● Work request
Each record should be returned exactly as it is written.

● Information
▶

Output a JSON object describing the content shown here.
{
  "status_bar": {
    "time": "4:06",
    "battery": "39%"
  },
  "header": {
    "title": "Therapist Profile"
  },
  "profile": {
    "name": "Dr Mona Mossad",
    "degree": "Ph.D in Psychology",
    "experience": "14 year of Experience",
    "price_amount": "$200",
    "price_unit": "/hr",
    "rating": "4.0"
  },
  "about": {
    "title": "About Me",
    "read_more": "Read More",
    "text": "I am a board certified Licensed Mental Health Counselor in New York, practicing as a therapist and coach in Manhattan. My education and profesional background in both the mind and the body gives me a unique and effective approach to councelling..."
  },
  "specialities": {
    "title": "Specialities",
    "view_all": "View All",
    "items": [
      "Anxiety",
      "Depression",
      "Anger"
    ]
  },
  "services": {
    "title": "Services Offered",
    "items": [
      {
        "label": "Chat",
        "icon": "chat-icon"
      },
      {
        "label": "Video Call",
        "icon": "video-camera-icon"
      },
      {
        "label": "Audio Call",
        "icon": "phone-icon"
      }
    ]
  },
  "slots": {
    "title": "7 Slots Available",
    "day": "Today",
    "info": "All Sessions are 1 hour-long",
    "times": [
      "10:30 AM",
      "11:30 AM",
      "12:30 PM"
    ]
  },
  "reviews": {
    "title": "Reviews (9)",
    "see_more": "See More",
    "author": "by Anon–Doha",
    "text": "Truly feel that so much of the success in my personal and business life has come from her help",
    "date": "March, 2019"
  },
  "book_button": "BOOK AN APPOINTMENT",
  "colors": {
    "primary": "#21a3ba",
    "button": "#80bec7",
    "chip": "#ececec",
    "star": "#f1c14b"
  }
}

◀

● Response to the exercise
Output a JSON object describing the content shown here.
{
  "status_bar": {
    "time": "4:06",
    "battery": "39%"
  },
  "header": {
    "title": "Therapist Profile"
  },
  "profile": {
    "name": "Dr Mona Mossad",
    "degree": "Ph.D in Psychology",
    "experience": "14 year of Experience",
    "price_amount": "$200",
    "price_unit": "/hr",
    "rating": "4.0"
  },
  "about": {
    "title": "About Me",
    "read_more": "Read More",
    "text": "I am a board certified Licensed Mental Health Counselor in New York, practicing as a therapist and coach in Manhattan. My education and profesional background in both the mind and the body gives me a unique and effective approach to councelling..."
  },
  "specialities": {
    "title": "Specialities",
    "view_all": "View All",
    "items": [
      "Anxiety",
      "Depression",
      "Anger"
    ]
  },
  "services": {
    "title": "Services Offered",
    "items": [
      {
        "label": "Chat",
        "icon": "chat-icon"
      },
      {
        "label": "Video Call",
        "icon": "video-camera-icon"
      },
      {
        "label": "Audio Call",
        "icon": "phone-icon"
      }
    ]
  },
  "slots": {
    "title": "7 Slots Available",
    "day": "Today",
    "info": "All Sessions are 1 hour-long",
    "times": [
      "10:30 AM",
      "11:30 AM",
      "12:30 PM"
    ]
  },
  "reviews": {
    "title": "Reviews (9)",
    "see_more": "See More",
    "author": "by Anon–Doha",
    "text": "Truly feel that so much of the success in my personal and business life has come from her help",
    "date": "March, 2019"
  },
  "book_button": "BOOK AN APPOINTMENT",
  "colors": {
    "primary": "#21a3ba",
    "button": "#80bec7",
    "chip": "#ececec",
    "star": "#f1c14b"
  }
}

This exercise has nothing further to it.